Art Gallery of York University, 2008
$20.00/$17.00 with AGYU Membership
Catalogue Traduit consist of ten French essays on themes related to, and illustrated by, works by artist Carla Zaccagnini. Designed by Marilyn Fernandes, the book features texts by: Martin Breaugh, Vicky Chainey Gagnon, Larissa Joachim, Isabel Koellreuter, Mark Lanctôt, Cécile Martin, Catherine Sicot, Carl Trahan, Julie Tremble, and Thiffany Wilmouth. Produced by the gallery for Zaccagnini’s exhibition, this is the fourth in a permutating series done by the artist, the first three being in Portuguese, Spanish, and English. The entire series is available for viewing in the gallery bookstore.
Matthew Brannon: To Say the Very Least (essay by Philip Monk)
Art Gallery of York University, 2008
$60.00/$51.00 with AGYU Membership
Distributed by D.A.P./ Distributed Art Publishers, Inc.
Disassembling the Archive: Fiona Tan (a book by Philip Monk)
Art Gallery of York University, 2007
$25.00/$22.00 with AGYU Membership
Distributed by D.A.P./ Distributed Art Publishers, Inc.
Back in 2004, Mike Hoolboom was invited into the gallery space in response to his critique of film presentation in gallery spaces.
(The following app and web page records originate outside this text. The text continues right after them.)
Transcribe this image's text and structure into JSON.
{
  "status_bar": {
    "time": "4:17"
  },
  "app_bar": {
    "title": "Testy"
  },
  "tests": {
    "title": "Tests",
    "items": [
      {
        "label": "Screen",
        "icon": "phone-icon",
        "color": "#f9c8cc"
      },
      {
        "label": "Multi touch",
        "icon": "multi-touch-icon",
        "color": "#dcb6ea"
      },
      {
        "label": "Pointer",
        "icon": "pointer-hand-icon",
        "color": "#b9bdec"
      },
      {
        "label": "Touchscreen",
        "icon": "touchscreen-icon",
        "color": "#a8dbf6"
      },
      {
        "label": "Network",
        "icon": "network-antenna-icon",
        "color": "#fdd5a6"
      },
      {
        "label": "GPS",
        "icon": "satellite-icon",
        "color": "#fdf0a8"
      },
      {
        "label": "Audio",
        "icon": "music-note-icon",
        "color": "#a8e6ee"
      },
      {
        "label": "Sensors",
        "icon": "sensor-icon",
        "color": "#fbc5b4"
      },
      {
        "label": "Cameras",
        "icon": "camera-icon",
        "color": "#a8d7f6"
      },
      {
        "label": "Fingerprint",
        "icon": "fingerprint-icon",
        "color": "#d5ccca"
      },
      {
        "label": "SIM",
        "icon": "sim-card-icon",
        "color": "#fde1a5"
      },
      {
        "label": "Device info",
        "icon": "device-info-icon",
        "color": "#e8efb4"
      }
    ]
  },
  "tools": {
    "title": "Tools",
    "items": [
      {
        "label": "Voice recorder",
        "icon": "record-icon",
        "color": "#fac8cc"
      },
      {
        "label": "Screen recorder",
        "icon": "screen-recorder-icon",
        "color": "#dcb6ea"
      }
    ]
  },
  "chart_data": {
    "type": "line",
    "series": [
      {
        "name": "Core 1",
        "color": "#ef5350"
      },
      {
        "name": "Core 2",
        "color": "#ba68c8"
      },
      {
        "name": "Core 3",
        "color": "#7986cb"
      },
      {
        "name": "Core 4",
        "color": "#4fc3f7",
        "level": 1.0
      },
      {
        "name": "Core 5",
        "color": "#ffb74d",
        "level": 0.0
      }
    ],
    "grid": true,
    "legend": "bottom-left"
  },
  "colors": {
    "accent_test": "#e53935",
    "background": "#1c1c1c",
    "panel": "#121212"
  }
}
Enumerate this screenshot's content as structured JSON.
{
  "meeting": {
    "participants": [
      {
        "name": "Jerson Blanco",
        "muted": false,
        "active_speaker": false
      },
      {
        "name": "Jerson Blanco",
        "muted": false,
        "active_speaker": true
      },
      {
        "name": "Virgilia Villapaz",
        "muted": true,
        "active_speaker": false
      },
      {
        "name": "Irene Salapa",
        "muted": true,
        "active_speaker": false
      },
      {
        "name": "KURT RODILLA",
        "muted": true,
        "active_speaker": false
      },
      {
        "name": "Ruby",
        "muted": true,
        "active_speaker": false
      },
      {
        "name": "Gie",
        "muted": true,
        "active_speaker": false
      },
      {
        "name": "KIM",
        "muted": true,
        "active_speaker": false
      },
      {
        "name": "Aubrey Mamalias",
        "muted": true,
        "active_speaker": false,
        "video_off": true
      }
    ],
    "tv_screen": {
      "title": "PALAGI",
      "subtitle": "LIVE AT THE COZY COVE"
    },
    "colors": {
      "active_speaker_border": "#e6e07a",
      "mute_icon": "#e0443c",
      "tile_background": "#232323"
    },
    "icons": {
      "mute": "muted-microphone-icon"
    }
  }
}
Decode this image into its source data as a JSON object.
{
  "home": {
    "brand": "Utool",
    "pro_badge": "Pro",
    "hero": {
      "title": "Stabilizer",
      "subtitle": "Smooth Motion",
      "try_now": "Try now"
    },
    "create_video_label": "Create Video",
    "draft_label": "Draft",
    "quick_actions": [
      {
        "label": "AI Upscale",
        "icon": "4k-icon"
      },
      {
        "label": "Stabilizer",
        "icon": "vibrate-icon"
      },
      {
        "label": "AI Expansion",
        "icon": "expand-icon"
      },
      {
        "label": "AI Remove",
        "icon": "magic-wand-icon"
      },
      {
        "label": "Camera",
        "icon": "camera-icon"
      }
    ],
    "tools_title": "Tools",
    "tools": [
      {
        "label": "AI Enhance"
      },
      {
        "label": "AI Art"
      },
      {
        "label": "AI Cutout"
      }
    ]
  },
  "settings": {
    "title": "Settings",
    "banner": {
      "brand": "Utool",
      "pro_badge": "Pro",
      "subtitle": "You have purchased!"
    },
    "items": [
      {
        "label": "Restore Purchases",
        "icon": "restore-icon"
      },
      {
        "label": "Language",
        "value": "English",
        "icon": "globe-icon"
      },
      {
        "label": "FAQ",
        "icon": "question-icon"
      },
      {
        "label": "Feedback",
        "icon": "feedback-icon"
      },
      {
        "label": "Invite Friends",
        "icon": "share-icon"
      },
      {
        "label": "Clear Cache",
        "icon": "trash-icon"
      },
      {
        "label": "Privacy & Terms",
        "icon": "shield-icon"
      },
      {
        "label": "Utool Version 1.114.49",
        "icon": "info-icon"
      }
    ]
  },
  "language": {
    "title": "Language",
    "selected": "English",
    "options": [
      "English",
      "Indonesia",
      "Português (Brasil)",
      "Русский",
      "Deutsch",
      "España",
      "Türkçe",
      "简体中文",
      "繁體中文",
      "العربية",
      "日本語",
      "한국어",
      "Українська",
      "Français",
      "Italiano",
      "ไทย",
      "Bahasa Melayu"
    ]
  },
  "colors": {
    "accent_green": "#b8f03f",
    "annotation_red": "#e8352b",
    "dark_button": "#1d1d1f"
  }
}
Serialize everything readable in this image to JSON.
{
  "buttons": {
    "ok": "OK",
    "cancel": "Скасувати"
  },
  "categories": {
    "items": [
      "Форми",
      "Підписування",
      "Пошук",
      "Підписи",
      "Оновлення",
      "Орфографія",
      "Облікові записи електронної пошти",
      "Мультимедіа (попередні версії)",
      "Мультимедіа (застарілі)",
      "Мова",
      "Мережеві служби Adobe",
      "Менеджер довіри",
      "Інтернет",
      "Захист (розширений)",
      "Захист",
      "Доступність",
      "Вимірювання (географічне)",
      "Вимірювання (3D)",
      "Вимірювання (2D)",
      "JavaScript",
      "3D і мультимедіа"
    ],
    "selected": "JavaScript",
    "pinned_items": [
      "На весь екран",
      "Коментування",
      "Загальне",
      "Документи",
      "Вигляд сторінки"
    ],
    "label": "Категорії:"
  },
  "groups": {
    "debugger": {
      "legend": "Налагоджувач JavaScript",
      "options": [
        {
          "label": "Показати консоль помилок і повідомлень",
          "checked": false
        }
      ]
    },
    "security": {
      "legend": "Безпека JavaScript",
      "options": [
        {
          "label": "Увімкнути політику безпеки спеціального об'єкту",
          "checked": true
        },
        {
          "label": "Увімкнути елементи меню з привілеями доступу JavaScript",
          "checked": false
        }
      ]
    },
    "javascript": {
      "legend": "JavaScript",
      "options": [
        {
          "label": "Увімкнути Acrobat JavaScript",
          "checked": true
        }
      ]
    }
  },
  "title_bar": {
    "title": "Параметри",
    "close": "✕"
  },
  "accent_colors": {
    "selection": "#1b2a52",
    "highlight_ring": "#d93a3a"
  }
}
The resulting exhibition, The Invisible Man, consisted of the presentation, re-presentation, and reformulation of several of his film works. Doubling back on the issues that gave rise to the exhibition, a collection of essays and interviews will be released late this fall further interrogating the relationship of fringe film to gallery presentation. Contributors include Mike Hoolboom, Philip Monk, Yann Beauvais, Chris Kennedy, and Steve Reinke.
More recently, Saskia Olde Wolbers presented two of her video works, Trailer (2005) and Deadline (2007), in the gallery in 2008. Trailer took the viewer on a circuitous tour from a midwestern cinema to the Amazonian jungle (via Hollywood, of course) while in Deadline, the viewer followed an interrupted journey from Gambia to Greece. In a reflective mood, the dream-like state of Olde Wolbers’ narratives are re-imagined as unresolved pathological case studies in a forthcoming book by Philip Monk.